[Web page and app entries]

################

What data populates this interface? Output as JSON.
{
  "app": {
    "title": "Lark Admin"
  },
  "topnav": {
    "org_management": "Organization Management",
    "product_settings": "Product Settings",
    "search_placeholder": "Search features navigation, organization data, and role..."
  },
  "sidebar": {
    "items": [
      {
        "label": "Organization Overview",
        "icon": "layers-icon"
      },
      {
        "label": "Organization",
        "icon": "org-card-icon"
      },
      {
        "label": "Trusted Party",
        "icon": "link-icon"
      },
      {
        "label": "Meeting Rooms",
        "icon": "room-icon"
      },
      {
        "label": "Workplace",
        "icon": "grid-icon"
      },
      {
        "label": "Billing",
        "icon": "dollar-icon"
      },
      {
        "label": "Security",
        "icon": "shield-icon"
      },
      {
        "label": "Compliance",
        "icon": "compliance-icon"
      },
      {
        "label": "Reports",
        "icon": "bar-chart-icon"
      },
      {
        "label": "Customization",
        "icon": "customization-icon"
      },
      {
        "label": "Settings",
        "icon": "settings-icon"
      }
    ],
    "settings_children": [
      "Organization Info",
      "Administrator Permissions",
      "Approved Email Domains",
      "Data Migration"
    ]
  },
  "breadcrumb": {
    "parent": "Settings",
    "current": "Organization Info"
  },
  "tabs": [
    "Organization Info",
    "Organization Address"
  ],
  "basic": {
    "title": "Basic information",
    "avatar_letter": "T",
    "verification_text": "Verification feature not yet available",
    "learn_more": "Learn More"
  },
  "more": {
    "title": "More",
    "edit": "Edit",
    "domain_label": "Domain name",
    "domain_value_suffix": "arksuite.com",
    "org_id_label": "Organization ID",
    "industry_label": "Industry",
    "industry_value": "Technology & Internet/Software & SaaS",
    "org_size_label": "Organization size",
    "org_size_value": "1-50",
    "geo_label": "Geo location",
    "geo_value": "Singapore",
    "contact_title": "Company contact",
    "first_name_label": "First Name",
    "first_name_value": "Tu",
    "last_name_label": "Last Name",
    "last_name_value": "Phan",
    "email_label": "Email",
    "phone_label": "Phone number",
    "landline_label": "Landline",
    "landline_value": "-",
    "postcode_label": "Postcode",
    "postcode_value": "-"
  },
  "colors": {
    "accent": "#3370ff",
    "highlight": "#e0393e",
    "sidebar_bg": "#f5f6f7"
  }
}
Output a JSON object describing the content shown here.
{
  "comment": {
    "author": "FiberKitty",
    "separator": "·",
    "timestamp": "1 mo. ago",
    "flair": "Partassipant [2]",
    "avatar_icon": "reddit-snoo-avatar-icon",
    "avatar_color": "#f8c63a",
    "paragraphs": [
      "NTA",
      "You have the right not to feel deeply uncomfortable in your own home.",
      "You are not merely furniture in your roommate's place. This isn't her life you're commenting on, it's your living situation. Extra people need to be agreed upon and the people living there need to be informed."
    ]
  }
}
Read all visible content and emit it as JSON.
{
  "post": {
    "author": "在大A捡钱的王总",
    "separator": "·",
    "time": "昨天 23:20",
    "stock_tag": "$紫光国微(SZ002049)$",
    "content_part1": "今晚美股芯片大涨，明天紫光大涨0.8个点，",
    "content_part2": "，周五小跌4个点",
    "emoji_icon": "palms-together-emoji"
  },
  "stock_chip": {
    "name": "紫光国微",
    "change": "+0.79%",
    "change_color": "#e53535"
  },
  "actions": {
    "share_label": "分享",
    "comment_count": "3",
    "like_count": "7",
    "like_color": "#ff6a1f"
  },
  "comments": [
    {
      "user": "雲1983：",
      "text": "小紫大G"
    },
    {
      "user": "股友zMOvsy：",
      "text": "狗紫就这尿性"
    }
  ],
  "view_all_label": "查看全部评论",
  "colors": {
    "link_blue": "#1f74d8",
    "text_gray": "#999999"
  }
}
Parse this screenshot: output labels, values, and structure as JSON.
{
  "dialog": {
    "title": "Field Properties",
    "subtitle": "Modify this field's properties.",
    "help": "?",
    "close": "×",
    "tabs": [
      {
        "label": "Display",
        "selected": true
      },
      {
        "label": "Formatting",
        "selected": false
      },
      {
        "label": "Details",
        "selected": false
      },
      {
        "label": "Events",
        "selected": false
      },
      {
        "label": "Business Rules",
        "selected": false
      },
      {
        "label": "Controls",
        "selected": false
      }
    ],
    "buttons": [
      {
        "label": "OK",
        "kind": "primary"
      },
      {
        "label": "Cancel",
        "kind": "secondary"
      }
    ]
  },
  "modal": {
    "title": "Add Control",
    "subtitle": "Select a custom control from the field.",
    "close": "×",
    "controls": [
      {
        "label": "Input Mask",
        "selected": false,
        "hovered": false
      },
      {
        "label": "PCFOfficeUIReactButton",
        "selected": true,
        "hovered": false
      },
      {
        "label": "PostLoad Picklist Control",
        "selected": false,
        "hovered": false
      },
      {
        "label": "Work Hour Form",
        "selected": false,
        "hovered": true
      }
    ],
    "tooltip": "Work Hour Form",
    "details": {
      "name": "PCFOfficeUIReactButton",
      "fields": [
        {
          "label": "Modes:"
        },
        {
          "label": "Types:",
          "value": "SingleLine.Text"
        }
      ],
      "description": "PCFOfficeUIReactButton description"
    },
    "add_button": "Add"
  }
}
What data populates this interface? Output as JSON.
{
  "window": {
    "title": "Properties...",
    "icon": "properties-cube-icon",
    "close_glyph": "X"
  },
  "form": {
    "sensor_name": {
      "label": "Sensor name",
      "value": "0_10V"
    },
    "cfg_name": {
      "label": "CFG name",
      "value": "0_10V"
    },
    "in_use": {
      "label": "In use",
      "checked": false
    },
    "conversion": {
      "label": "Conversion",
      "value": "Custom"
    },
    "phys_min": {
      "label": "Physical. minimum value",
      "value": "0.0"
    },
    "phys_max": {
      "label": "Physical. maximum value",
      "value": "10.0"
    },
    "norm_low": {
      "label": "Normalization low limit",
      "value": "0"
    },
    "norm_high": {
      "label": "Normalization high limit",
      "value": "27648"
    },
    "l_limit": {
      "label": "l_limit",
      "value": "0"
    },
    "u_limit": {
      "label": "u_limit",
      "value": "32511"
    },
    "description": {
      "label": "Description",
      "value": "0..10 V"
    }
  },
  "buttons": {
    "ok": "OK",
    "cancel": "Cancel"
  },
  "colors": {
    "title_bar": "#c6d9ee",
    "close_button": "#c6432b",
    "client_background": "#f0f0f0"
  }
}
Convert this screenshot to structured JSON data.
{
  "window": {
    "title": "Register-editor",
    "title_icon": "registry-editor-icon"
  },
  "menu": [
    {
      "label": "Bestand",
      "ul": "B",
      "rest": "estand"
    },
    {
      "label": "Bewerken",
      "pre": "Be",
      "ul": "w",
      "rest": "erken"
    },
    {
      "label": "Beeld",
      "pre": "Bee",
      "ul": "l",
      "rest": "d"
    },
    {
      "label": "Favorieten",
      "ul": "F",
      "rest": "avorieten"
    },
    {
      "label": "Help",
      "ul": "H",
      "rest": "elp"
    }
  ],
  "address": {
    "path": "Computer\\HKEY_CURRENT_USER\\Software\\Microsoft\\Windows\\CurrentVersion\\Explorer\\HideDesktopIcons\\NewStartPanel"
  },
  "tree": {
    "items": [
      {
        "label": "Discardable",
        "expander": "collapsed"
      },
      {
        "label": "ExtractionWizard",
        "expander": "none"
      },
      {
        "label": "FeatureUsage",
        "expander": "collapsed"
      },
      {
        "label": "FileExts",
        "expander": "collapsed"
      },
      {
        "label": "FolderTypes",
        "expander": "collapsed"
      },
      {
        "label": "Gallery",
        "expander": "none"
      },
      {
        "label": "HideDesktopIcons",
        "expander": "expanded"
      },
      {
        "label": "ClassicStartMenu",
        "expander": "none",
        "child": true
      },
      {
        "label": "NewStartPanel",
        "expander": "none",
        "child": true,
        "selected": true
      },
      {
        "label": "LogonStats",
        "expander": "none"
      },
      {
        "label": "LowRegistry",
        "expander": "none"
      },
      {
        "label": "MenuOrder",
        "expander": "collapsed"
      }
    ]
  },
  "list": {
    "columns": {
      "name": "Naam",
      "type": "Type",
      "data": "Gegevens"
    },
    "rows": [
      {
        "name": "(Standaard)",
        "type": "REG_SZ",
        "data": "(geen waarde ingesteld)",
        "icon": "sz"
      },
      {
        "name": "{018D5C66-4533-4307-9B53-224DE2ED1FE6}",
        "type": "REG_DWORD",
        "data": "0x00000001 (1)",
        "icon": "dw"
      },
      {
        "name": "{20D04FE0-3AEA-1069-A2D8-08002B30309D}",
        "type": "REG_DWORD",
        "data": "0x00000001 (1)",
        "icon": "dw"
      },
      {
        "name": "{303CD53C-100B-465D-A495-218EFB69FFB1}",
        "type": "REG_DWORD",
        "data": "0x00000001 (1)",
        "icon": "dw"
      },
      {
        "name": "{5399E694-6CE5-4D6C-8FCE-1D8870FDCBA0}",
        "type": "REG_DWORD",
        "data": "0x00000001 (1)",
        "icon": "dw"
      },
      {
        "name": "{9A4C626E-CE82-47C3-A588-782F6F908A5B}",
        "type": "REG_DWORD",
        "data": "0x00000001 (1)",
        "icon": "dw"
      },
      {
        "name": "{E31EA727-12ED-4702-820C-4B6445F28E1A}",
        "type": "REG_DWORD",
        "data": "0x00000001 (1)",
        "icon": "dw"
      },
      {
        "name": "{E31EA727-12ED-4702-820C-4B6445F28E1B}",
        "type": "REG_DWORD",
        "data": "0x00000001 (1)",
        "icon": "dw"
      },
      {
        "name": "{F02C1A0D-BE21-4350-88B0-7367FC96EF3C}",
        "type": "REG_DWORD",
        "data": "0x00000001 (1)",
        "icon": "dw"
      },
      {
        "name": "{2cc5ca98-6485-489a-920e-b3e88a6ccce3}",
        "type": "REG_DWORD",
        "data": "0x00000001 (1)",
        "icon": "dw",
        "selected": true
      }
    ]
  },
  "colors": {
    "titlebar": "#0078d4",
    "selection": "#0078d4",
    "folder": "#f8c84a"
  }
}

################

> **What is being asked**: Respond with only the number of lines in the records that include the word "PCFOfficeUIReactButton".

> **Answer for the task**: 3